EXERCISE DETAILS ::
Which of the lines below holds the string "values"? Copy every line that does.

(SUPPLIED MATERIAL)

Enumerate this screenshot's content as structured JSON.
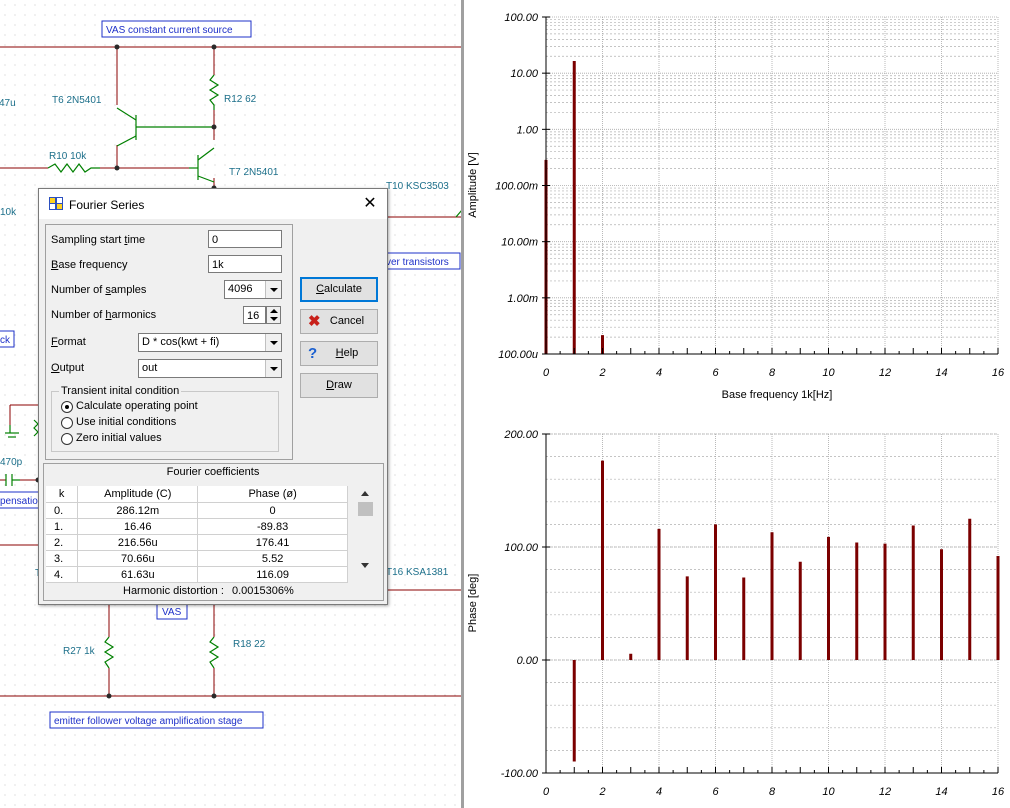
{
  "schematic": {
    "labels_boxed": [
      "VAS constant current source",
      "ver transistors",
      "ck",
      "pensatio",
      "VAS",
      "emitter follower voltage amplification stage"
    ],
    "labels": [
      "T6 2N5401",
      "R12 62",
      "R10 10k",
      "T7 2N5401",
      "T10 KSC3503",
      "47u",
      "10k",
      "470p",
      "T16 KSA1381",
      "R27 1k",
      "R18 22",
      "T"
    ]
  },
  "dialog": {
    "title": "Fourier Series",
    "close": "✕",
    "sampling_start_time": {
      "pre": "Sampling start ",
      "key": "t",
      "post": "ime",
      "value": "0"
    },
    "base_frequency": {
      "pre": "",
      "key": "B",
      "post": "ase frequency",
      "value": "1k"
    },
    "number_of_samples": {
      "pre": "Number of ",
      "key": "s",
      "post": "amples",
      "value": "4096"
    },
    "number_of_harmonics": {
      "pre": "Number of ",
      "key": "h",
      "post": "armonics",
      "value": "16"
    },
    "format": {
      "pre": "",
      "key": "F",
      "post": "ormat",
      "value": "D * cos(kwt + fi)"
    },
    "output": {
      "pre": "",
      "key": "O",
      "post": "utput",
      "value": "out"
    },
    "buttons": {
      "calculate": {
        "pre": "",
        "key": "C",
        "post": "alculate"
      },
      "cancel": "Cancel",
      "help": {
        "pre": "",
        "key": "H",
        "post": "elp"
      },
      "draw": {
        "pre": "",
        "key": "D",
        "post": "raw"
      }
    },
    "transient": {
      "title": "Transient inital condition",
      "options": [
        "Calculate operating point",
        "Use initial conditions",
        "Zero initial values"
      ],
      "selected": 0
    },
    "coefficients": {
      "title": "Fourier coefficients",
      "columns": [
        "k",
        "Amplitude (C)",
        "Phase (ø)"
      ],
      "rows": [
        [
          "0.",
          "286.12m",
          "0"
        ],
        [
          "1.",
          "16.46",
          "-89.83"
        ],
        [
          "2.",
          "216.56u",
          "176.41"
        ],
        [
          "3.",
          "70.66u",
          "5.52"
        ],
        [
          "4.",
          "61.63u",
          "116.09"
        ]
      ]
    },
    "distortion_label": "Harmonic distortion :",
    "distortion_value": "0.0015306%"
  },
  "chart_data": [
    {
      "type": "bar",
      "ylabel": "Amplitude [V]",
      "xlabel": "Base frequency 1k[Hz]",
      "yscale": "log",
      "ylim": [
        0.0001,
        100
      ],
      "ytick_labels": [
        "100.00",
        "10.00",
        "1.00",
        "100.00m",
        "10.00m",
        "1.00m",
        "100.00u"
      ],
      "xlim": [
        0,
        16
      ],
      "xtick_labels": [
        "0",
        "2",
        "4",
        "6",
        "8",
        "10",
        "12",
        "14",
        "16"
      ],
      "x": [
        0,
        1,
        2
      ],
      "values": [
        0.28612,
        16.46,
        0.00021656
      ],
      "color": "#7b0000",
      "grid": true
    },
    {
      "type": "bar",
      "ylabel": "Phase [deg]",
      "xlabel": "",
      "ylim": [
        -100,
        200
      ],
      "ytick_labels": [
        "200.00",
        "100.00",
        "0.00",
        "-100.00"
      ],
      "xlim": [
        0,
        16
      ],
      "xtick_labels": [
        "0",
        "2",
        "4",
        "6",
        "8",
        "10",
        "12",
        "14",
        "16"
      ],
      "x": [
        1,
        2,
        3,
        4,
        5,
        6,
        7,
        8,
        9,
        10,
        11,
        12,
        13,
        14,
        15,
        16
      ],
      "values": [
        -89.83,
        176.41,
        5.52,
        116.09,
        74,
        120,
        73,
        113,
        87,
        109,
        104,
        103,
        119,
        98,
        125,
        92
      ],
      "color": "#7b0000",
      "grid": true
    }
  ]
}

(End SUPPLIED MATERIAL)
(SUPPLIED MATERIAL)

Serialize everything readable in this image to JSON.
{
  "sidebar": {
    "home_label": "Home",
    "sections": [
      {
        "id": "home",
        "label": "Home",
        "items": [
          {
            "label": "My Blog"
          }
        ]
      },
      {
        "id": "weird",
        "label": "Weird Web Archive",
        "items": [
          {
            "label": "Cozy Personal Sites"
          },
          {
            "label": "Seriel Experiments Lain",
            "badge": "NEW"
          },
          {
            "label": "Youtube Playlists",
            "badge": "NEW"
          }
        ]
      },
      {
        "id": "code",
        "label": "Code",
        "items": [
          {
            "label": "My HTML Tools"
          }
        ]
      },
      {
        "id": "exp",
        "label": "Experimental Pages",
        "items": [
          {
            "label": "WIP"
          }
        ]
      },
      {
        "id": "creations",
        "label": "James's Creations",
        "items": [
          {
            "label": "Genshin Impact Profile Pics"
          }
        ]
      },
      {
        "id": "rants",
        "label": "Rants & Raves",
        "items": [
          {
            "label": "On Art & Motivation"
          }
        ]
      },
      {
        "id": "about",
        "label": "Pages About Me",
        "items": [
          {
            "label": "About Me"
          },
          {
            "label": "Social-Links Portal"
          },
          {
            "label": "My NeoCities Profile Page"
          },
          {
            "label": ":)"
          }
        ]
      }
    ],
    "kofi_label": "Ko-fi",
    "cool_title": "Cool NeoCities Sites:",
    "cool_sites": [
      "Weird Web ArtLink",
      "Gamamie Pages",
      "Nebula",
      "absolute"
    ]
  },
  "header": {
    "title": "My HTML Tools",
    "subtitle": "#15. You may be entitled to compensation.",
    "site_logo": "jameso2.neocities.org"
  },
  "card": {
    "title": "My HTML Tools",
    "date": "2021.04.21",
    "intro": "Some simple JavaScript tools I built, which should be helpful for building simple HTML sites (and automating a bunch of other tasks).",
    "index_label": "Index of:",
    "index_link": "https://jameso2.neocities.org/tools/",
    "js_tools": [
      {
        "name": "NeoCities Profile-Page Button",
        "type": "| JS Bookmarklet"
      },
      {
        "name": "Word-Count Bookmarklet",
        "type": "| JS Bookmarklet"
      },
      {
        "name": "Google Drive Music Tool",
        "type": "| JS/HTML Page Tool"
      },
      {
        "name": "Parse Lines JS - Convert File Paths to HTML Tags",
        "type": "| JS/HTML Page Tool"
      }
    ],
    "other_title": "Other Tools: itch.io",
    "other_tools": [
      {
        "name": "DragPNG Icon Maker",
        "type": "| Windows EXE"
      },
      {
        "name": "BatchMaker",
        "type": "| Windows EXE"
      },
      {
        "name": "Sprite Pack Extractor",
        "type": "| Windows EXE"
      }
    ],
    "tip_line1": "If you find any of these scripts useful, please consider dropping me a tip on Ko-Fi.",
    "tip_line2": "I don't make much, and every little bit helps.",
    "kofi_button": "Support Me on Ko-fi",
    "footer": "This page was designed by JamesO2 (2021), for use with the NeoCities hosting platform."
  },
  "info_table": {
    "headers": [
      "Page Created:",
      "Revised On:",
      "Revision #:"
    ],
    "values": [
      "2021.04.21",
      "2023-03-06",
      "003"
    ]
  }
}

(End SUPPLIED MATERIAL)

ANSWER SECTION ::
        "Zero initial values"
      "values": [
      "values": [
    "values": [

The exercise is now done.